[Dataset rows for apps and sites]
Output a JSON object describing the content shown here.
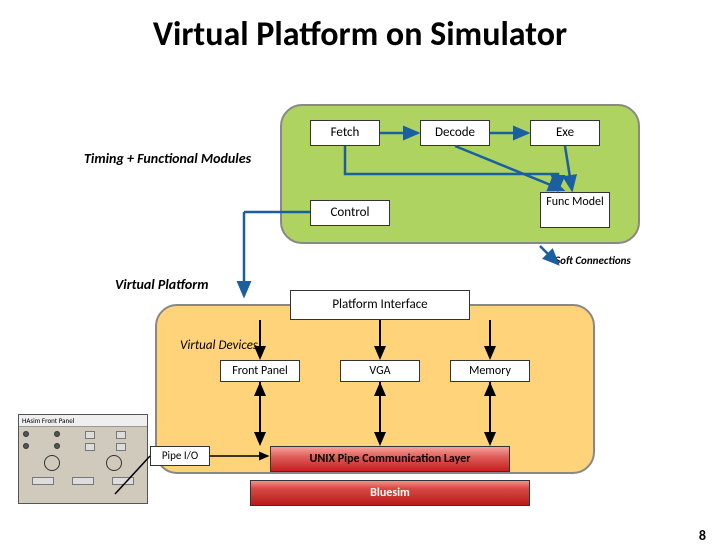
{
  "title": "Virtual Platform on Simulator",
  "timing_functional_label": "Timing + Functional Modules",
  "pipeline": {
    "fetch": "Fetch",
    "decode": "Decode",
    "exe": "Exe",
    "control": "Control",
    "func_model": "Func Model"
  },
  "soft_connections": "Soft Connections",
  "virtual_platform_label": "Virtual Platform",
  "platform_interface": "Platform Interface",
  "virtual_devices_label": "Virtual Devices",
  "devices": {
    "front_panel": "Front Panel",
    "vga": "VGA",
    "memory": "Memory"
  },
  "pipe_io": "Pipe I/O",
  "unix_layer": "UNIX Pipe Communication Layer",
  "bluesim": "Bluesim",
  "front_panel_window_title": "HAsim Front Panel",
  "page_number": "8"
}
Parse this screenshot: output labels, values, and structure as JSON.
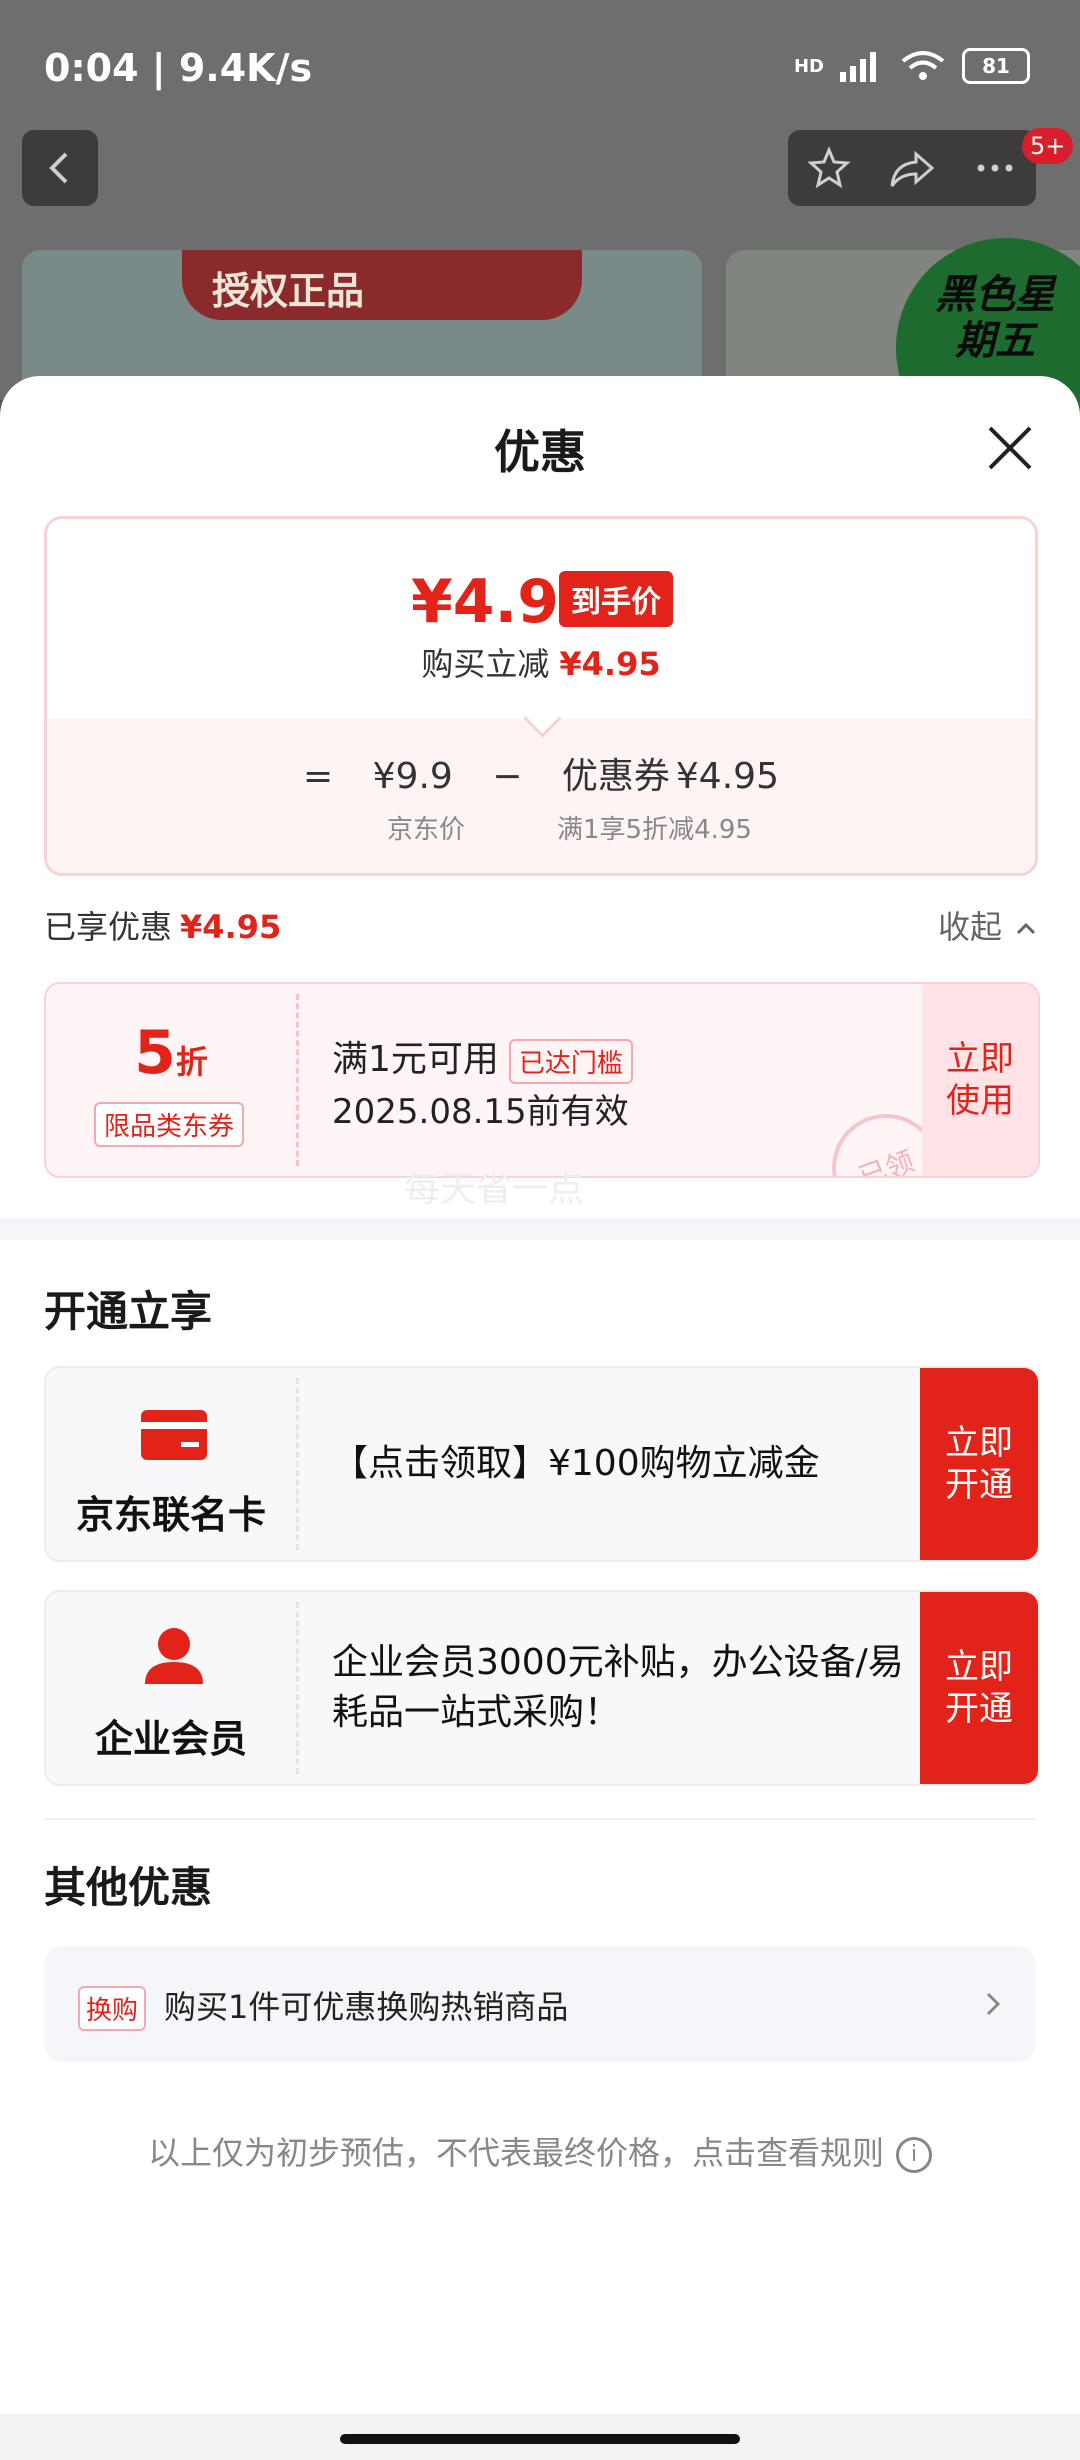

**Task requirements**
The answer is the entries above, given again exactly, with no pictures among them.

**Solution to this problem**
Output a JSON object describing the content shown here.
{
  "title": "Virtual Platform on Simulator",
  "timing_functional_label": "Timing + Functional Modules",
  "pipeline": {
    "fetch": "Fetch",
    "decode": "Decode",
    "exe": "Exe",
    "control": "Control",
    "func_model": "Func Model"
  },
  "soft_connections": "Soft Connections",
  "virtual_platform_label": "Virtual Platform",
  "platform_interface": "Platform Interface",
  "virtual_devices_label": "Virtual Devices",
  "devices": {
    "front_panel": "Front Panel",
    "vga": "VGA",
    "memory": "Memory"
  },
  "pipe_io": "Pipe I/O",
  "unix_layer": "UNIX Pipe Communication Layer",
  "bluesim": "Bluesim",
  "front_panel_window_title": "HAsim Front Panel",
  "page_number": "8"
}
Parse this screenshot: output labels, values, and structure as JSON.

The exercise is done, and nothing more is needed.